::: DATA SUPPLIED

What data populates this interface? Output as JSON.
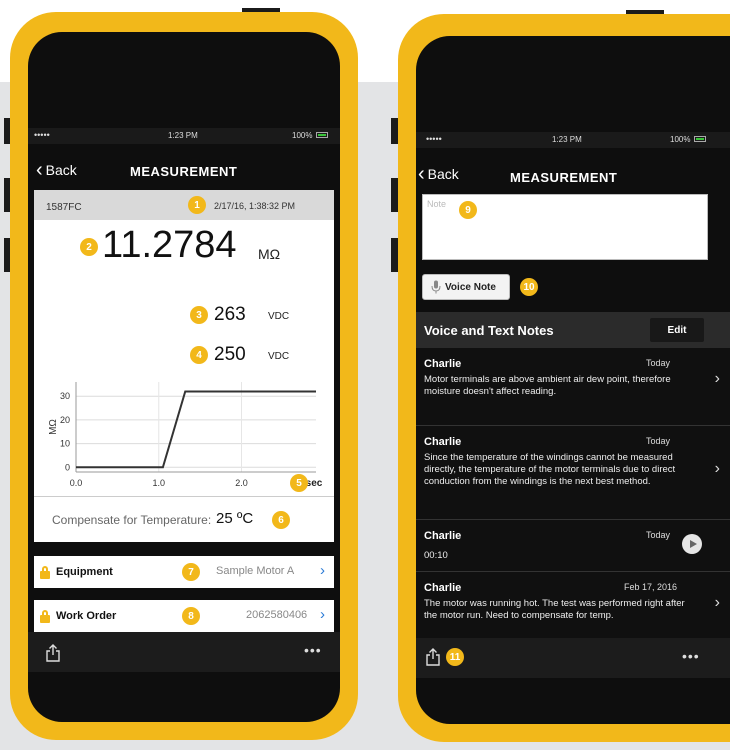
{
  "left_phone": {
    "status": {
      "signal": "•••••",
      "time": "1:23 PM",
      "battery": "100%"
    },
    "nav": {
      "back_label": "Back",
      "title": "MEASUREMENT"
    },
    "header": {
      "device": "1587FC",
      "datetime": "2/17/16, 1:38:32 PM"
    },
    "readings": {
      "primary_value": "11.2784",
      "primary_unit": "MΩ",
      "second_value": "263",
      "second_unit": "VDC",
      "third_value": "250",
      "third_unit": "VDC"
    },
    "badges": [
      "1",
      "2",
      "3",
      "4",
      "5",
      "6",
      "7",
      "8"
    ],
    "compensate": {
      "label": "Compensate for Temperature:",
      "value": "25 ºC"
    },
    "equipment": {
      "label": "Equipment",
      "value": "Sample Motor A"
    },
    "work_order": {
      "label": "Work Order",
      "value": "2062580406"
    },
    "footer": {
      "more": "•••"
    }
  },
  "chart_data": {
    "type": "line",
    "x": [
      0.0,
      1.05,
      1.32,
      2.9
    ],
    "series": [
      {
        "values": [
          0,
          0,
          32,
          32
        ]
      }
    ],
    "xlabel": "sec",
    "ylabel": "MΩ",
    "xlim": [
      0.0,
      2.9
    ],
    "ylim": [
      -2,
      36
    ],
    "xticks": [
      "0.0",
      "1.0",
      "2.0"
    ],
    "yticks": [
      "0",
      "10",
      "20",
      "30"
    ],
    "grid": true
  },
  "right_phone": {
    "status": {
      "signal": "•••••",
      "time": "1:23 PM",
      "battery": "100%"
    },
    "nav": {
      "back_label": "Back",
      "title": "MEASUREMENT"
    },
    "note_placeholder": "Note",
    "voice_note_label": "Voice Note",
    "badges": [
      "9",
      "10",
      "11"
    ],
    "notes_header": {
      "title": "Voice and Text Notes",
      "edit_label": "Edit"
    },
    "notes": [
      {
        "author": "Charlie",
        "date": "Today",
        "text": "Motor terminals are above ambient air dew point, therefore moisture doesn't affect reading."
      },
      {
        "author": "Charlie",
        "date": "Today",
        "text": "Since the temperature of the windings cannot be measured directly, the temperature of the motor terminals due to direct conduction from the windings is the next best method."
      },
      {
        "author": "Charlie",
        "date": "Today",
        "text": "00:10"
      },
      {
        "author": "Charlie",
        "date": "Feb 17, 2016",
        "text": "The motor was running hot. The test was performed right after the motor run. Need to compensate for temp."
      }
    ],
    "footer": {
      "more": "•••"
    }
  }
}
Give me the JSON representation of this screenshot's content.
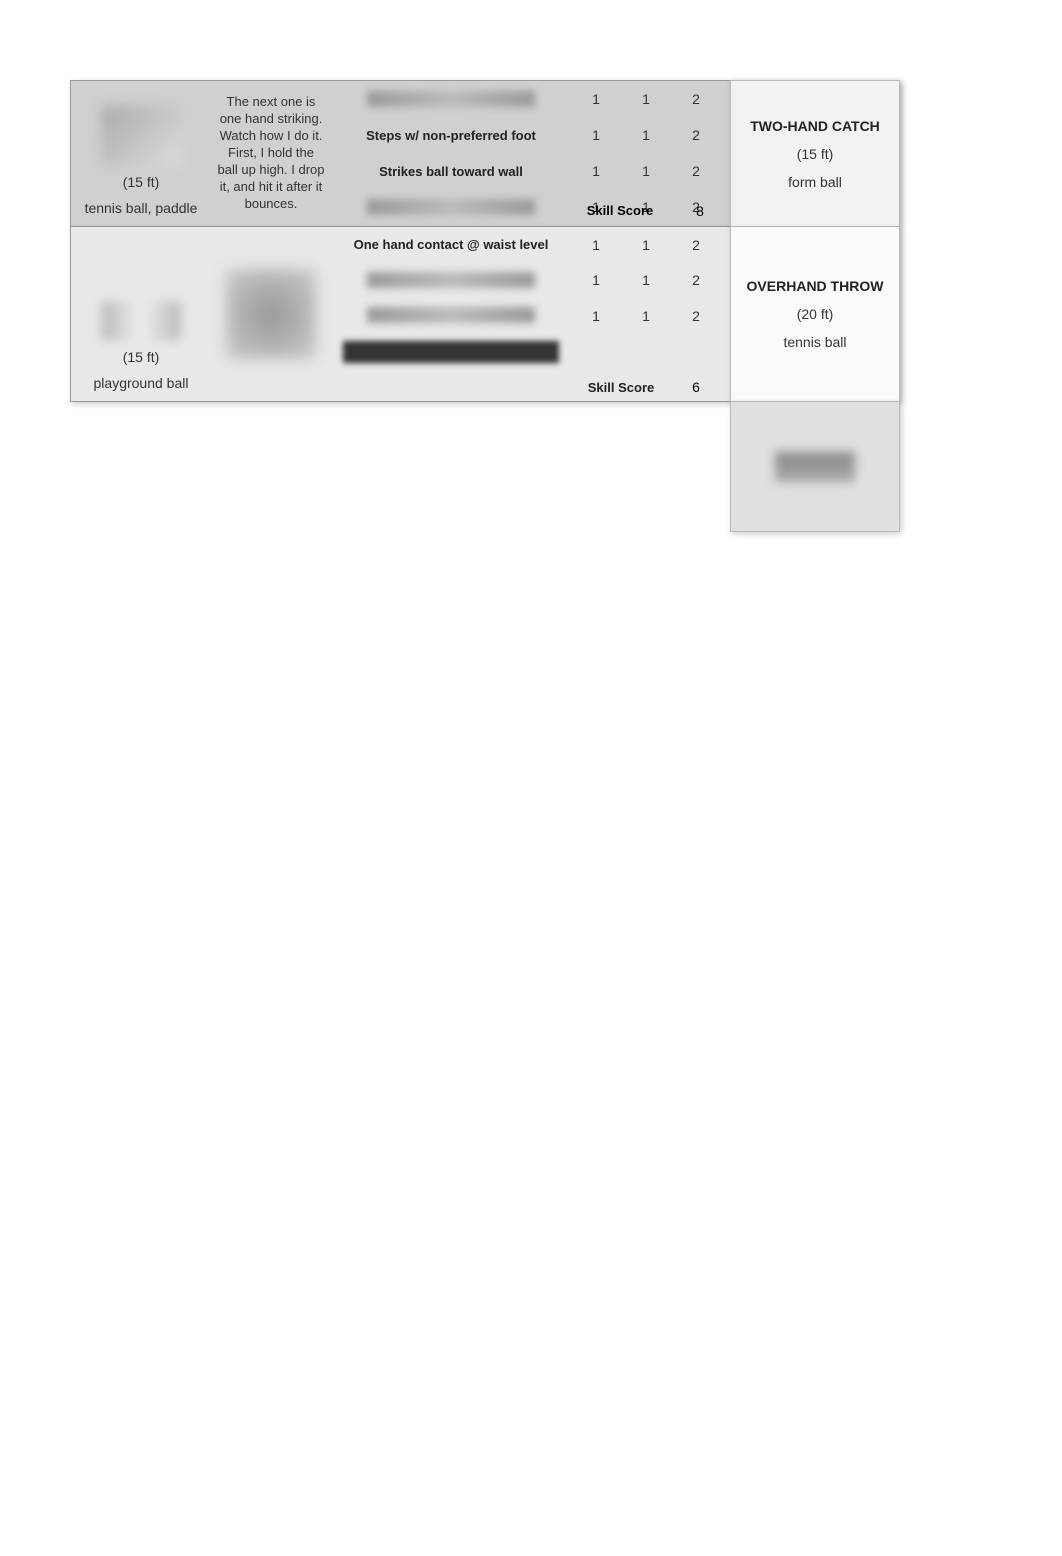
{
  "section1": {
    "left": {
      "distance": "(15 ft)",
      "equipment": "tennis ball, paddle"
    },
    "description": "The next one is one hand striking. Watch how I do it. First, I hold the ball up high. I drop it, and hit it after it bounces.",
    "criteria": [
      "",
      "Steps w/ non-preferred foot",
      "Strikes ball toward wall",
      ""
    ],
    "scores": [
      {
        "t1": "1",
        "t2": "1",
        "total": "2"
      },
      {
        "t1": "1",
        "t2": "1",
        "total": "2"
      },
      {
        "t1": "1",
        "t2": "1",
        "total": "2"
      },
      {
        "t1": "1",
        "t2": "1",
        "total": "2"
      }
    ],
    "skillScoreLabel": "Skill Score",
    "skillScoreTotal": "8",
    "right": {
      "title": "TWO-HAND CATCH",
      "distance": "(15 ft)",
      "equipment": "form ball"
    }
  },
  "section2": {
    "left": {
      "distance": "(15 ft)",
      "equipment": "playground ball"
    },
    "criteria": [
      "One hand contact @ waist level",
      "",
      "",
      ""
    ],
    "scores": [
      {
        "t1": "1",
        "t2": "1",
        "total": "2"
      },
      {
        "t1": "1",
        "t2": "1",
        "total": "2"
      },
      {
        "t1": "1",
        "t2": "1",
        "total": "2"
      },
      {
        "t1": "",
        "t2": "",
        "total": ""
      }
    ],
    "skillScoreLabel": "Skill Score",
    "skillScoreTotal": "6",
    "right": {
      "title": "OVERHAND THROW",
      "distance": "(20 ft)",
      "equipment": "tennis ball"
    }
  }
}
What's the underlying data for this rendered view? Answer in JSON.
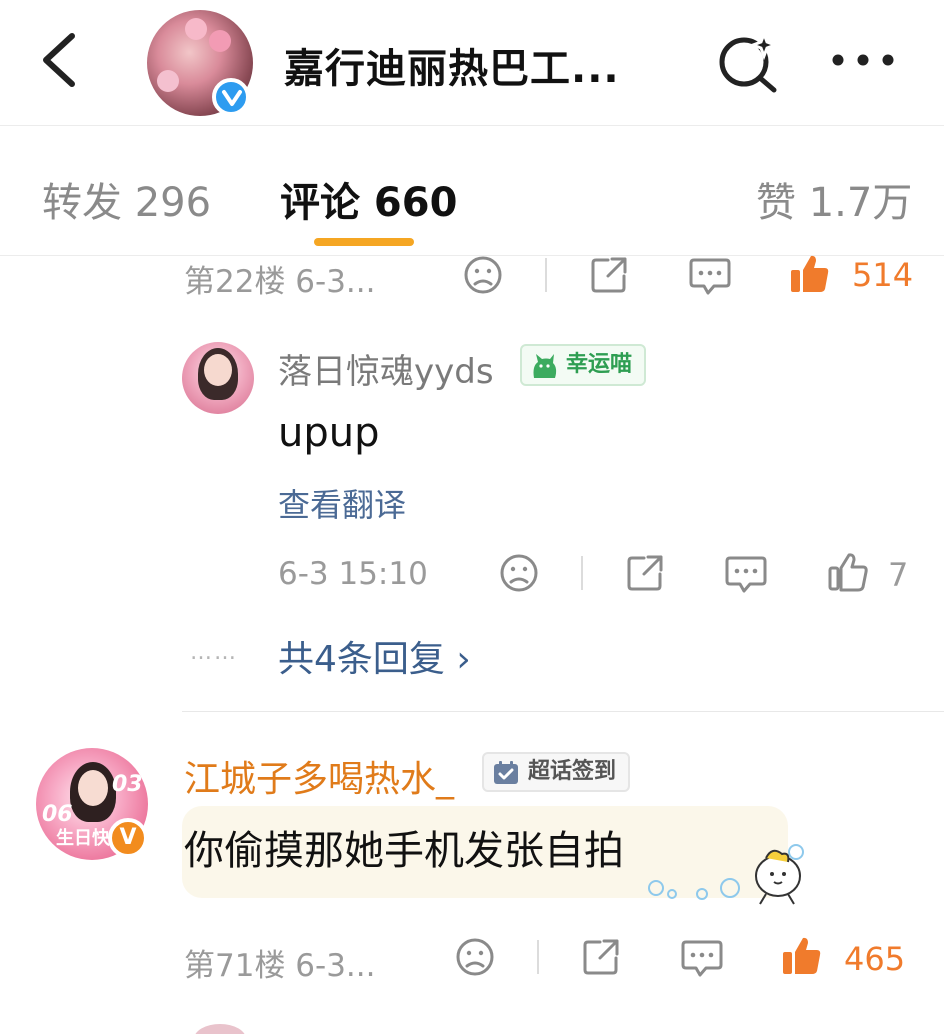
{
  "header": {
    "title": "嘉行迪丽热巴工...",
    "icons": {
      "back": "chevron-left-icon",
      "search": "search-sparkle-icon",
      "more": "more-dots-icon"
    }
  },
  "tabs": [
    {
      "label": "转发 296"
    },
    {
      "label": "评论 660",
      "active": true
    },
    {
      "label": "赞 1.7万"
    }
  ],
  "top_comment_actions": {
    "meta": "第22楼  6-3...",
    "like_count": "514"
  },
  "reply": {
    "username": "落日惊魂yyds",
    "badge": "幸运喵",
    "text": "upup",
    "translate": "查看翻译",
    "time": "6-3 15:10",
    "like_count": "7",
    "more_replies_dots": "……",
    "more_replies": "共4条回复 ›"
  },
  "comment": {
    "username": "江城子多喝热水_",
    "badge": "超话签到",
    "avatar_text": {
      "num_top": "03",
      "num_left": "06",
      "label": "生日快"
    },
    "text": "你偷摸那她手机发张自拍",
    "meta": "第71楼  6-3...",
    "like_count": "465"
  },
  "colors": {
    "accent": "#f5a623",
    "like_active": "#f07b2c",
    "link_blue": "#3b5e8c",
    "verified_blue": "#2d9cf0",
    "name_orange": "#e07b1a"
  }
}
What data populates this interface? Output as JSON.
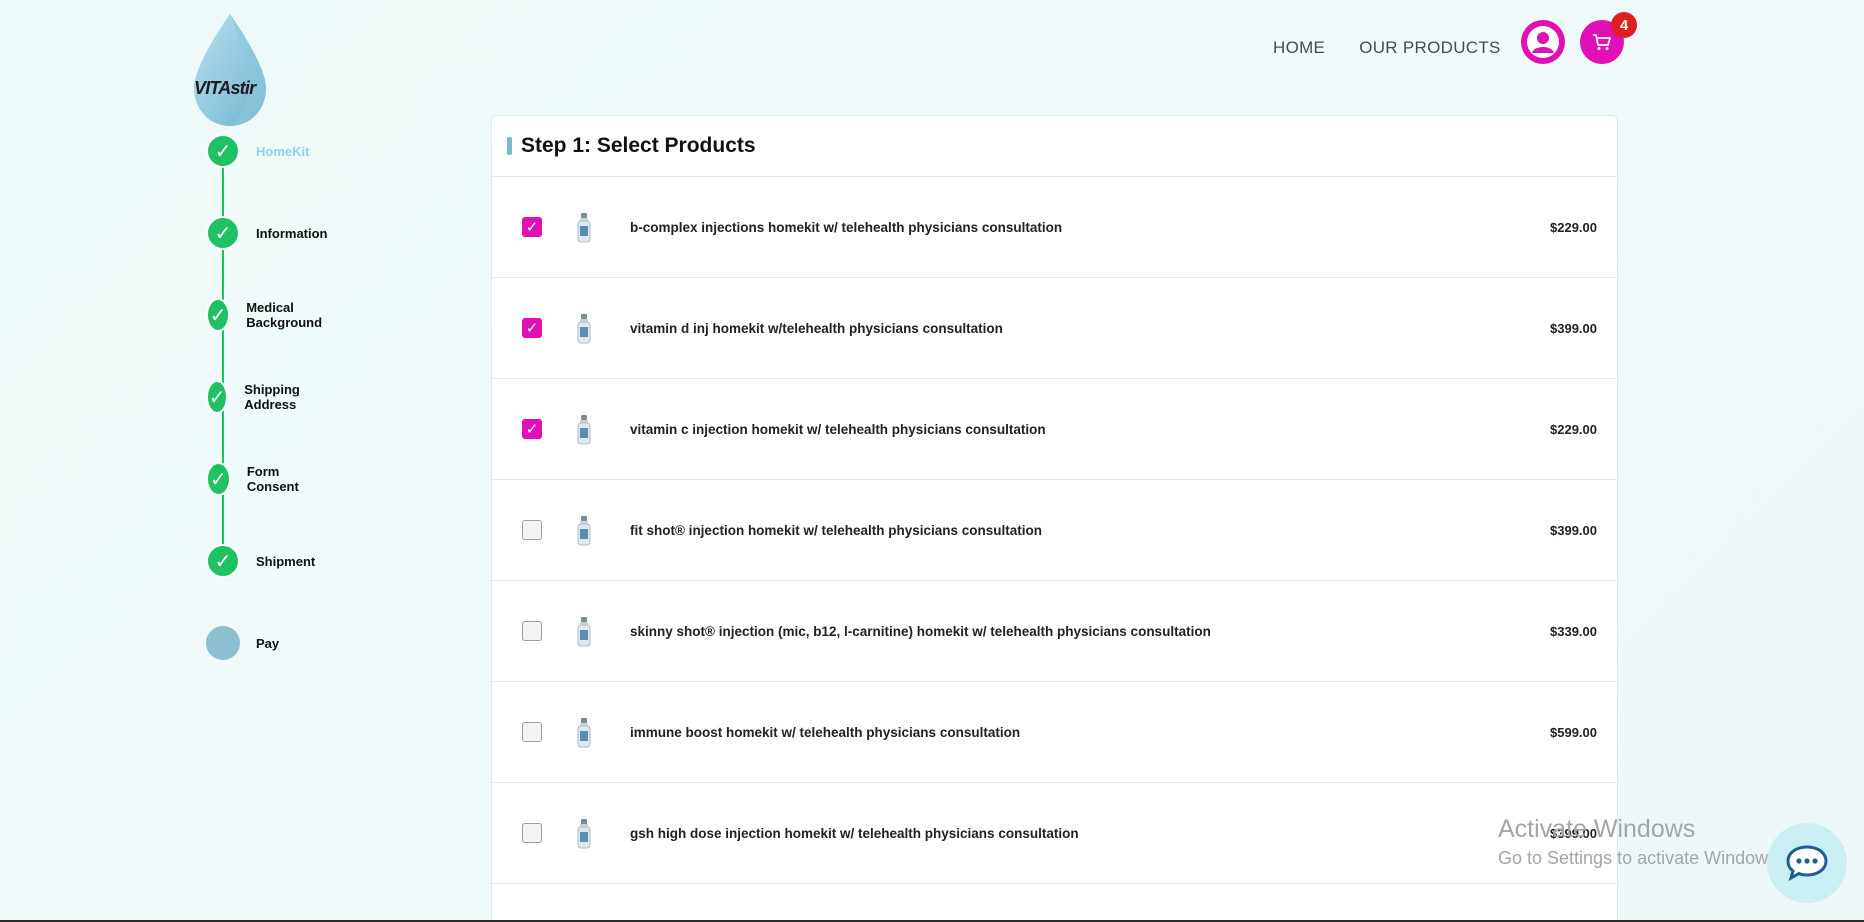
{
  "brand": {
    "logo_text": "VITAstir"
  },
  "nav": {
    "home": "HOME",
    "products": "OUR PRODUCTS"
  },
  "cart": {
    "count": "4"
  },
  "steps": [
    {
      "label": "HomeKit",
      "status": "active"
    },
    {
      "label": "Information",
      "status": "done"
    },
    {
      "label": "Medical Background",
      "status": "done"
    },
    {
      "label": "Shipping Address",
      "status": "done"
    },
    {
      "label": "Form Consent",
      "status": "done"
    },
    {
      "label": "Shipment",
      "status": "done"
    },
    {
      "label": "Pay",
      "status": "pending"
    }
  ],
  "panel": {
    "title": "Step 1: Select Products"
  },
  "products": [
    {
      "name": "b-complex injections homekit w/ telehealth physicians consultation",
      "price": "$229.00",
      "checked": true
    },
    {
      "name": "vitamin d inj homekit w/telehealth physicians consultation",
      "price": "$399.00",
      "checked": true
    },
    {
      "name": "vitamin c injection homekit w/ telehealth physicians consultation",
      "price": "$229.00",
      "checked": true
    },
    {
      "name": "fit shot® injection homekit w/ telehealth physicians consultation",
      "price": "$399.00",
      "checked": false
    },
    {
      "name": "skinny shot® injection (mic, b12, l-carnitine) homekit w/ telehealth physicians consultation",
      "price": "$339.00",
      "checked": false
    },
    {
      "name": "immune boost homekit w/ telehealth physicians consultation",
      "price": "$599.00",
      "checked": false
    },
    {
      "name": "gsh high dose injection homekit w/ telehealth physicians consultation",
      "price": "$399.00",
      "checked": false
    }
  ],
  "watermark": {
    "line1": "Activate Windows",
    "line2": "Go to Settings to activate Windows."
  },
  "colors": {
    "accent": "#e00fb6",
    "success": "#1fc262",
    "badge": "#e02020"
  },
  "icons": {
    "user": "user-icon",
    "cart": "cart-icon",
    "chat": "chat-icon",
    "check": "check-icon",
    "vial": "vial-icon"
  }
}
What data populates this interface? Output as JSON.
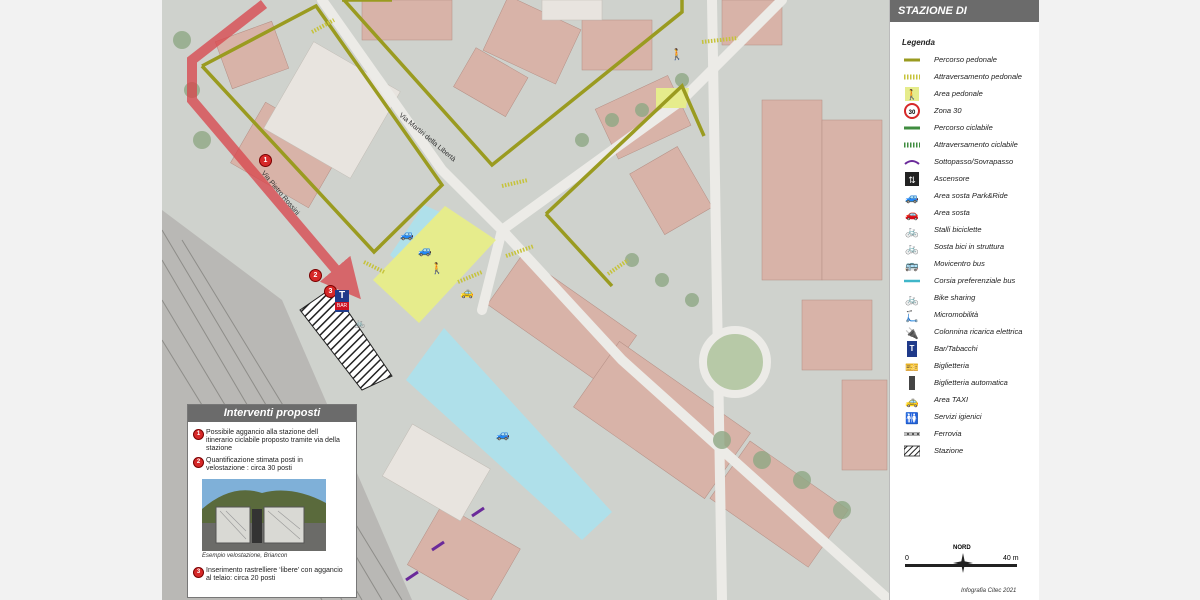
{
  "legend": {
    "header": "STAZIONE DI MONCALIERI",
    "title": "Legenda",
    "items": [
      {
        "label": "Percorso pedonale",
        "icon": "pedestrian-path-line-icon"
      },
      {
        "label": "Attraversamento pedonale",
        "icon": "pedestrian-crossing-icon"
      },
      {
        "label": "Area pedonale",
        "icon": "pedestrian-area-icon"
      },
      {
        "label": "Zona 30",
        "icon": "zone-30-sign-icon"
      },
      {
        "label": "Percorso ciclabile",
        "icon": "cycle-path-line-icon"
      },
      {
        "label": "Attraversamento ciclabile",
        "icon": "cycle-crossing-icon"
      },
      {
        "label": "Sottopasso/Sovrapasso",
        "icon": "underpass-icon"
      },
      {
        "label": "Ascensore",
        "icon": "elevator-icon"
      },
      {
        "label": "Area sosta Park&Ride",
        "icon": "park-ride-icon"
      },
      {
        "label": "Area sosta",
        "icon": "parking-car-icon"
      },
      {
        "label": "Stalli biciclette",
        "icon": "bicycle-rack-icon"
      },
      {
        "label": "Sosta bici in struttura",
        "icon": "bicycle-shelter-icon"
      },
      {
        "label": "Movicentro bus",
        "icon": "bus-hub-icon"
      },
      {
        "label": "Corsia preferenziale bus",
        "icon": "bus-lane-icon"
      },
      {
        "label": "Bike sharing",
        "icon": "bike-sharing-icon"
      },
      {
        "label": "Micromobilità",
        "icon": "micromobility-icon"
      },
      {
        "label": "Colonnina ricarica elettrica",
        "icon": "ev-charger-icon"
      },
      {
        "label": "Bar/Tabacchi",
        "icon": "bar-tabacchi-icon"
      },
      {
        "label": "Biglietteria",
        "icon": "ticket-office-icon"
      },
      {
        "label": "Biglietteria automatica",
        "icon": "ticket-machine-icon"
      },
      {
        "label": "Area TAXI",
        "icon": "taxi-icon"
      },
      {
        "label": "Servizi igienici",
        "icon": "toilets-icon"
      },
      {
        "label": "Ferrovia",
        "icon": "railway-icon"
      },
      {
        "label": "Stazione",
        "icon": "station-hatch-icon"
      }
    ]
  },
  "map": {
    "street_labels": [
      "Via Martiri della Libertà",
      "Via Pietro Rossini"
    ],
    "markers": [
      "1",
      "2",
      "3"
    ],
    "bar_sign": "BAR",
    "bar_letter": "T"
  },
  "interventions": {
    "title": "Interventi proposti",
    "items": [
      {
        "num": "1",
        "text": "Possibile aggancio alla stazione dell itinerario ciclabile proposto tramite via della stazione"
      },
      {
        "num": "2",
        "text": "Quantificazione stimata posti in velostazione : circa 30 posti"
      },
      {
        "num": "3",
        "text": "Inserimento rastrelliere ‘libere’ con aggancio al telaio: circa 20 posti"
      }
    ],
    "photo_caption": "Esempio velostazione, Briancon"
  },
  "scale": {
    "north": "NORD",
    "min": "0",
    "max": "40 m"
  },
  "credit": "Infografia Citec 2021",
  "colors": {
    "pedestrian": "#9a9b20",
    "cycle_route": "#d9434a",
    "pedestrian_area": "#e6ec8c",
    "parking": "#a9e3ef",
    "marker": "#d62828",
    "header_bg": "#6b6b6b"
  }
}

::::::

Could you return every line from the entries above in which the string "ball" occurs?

      "equipment": "tennis ball, paddle"
    "description": "The next one is one hand striking. Watch how I do it. First, I hold the ball up high. I drop it, and hit it after it bounces.",
      "Strikes ball toward wall",
      "equipment": "form ball"
      "equipment": "playground ball"
      "equipment": "tennis ball"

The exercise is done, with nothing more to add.